(Entries taken from a collection)
━━━━━━

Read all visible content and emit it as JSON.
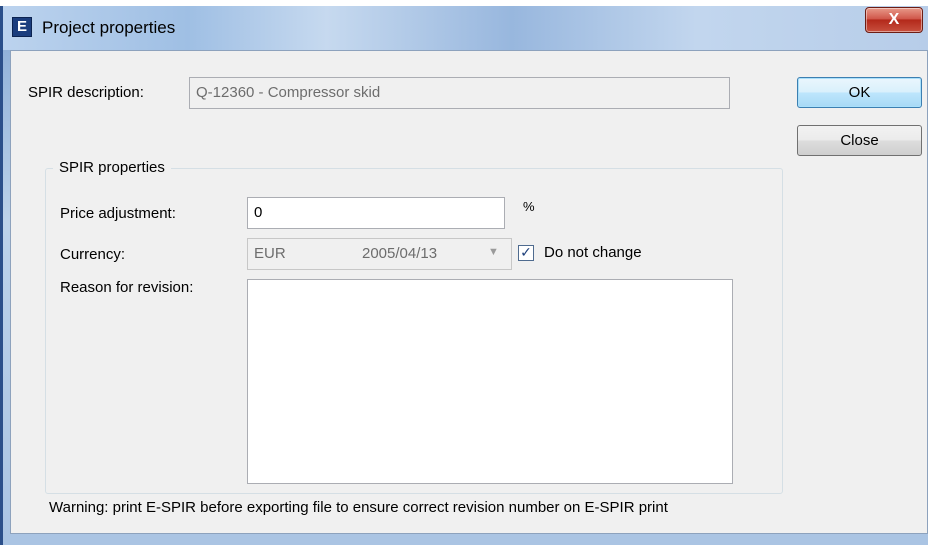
{
  "window": {
    "title": "Project properties",
    "app_icon_glyph": "E",
    "close_glyph": "X"
  },
  "form": {
    "spir_description_label": "SPIR description:",
    "spir_description_value": "Q-12360 - Compressor skid",
    "group_title": "SPIR properties",
    "price_adjustment_label": "Price adjustment:",
    "price_adjustment_value": "0",
    "percent_unit": "%",
    "currency_label": "Currency:",
    "currency_value": "EUR",
    "currency_date": "2005/04/13",
    "do_not_change_label": "Do not change",
    "do_not_change_checked": true,
    "reason_label": "Reason for revision:",
    "reason_value": "",
    "warning": "Warning: print E-SPIR before exporting file to ensure correct revision number on E-SPIR print"
  },
  "buttons": {
    "ok": "OK",
    "close": "Close"
  },
  "icons": {
    "app": "app-logo-icon",
    "close": "close-icon",
    "dropdown": "chevron-down-icon",
    "checkmark": "checkmark-icon"
  },
  "colors": {
    "title_bar": "#9fbfe4",
    "close_button": "#c8503f",
    "dialog_bg": "#f0f0f0",
    "ok_border": "#3c7fb1"
  }
}
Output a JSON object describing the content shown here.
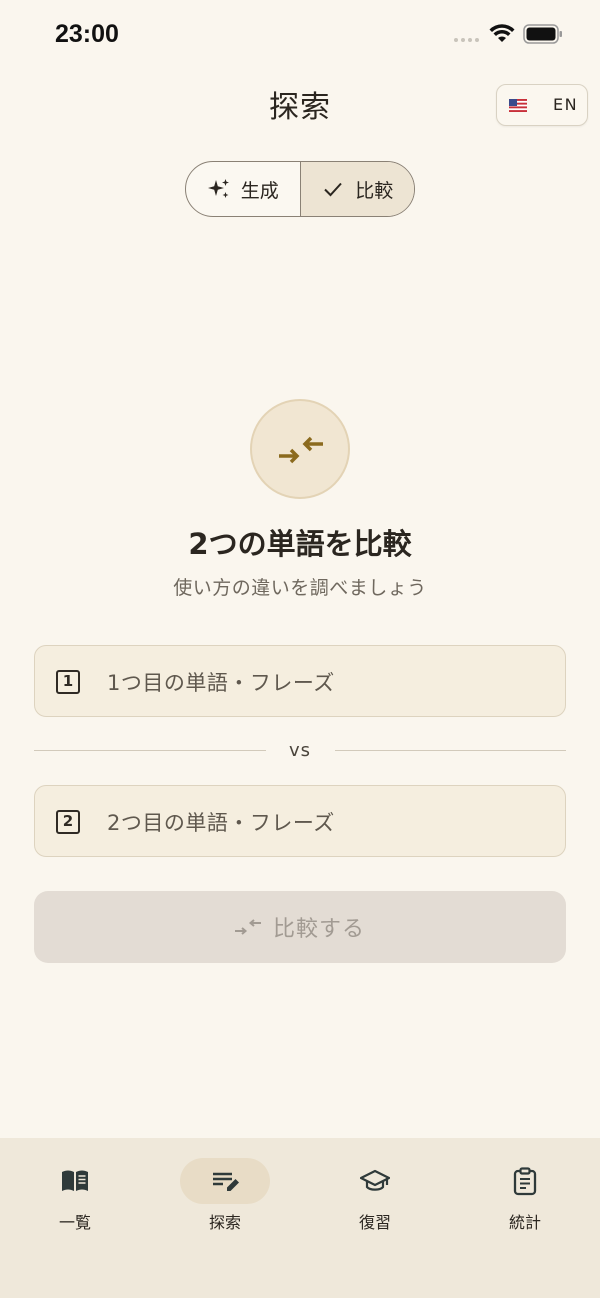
{
  "status_bar": {
    "time": "23:00"
  },
  "header": {
    "title": "探索",
    "language": {
      "code": "EN",
      "flag_icon": "us-flag-icon"
    }
  },
  "mode_switch": {
    "segments": [
      {
        "label": "生成",
        "icon": "sparkles-icon",
        "selected": false
      },
      {
        "label": "比較",
        "icon": "checkmark-icon",
        "selected": true
      }
    ]
  },
  "hero": {
    "icon": "compare-arrows-icon",
    "title": "2つの単語を比較",
    "subtitle": "使い方の違いを調べましょう"
  },
  "form": {
    "first": {
      "badge": "1",
      "placeholder": "1つ目の単語・フレーズ"
    },
    "divider_label": "vs",
    "second": {
      "badge": "2",
      "placeholder": "2つ目の単語・フレーズ"
    },
    "submit": {
      "label": "比較する",
      "enabled": false
    }
  },
  "tab_bar": {
    "items": [
      {
        "label": "一覧",
        "icon": "book-icon",
        "active": false
      },
      {
        "label": "探索",
        "icon": "edit-list-icon",
        "active": true
      },
      {
        "label": "復習",
        "icon": "graduation-cap-icon",
        "active": false
      },
      {
        "label": "統計",
        "icon": "clipboard-icon",
        "active": false
      }
    ]
  },
  "colors": {
    "background": "#faf6ee",
    "accent": "#8b6a1e",
    "field_background": "#f5eedf",
    "tab_bar_background": "#efe8da",
    "disabled_button": "#e3dcd4"
  }
}
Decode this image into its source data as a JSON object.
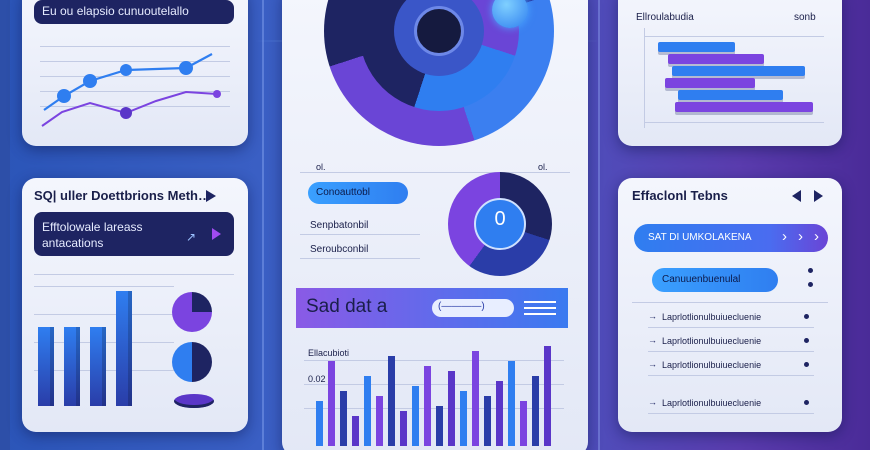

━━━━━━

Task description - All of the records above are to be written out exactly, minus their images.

Answer box -
Read all visible content and emit it as JSON.
{
  "window": {
    "title": "Project properties",
    "app_icon_glyph": "E",
    "close_glyph": "X"
  },
  "form": {
    "spir_description_label": "SPIR description:",
    "spir_description_value": "Q-12360 - Compressor skid",
    "group_title": "SPIR properties",
    "price_adjustment_label": "Price adjustment:",
    "price_adjustment_value": "0",
    "percent_unit": "%",
    "currency_label": "Currency:",
    "currency_value": "EUR",
    "currency_date": "2005/04/13",
    "do_not_change_label": "Do not change",
    "do_not_change_checked": true,
    "reason_label": "Reason for revision:",
    "reason_value": "",
    "warning": "Warning: print E-SPIR before exporting file to ensure correct revision number on E-SPIR print"
  },
  "buttons": {
    "ok": "OK",
    "close": "Close"
  },
  "icons": {
    "app": "app-logo-icon",
    "close": "close-icon",
    "dropdown": "chevron-down-icon",
    "checkmark": "checkmark-icon"
  },
  "colors": {
    "title_bar": "#9fbfe4",
    "close_button": "#c8503f",
    "dialog_bg": "#f0f0f0",
    "ok_border": "#3c7fb1"
  }
}
Output a JSON object describing the content shown here.
{
  "status_bar": {
    "time": "23:00"
  },
  "header": {
    "title": "探索",
    "language": {
      "code": "EN",
      "flag_icon": "us-flag-icon"
    }
  },
  "mode_switch": {
    "segments": [
      {
        "label": "生成",
        "icon": "sparkles-icon",
        "selected": false
      },
      {
        "label": "比較",
        "icon": "checkmark-icon",
        "selected": true
      }
    ]
  },
  "hero": {
    "icon": "compare-arrows-icon",
    "title": "2つの単語を比較",
    "subtitle": "使い方の違いを調べましょう"
  },
  "form": {
    "first": {
      "badge": "1",
      "placeholder": "1つ目の単語・フレーズ"
    },
    "divider_label": "vs",
    "second": {
      "badge": "2",
      "placeholder": "2つ目の単語・フレーズ"
    },
    "submit": {
      "label": "比較する",
      "enabled": false
    }
  },
  "tab_bar": {
    "items": [
      {
        "label": "一覧",
        "icon": "book-icon",
        "active": false
      },
      {
        "label": "探索",
        "icon": "edit-list-icon",
        "active": true
      },
      {
        "label": "復習",
        "icon": "graduation-cap-icon",
        "active": false
      },
      {
        "label": "統計",
        "icon": "clipboard-icon",
        "active": false
      }
    ]
  },
  "colors": {
    "background": "#faf6ee",
    "accent": "#8b6a1e",
    "field_background": "#f5eedf",
    "tab_bar_background": "#efe8da",
    "disabled_button": "#e3dcd4"
  }
}
Decode this image into its source data as a JSON object.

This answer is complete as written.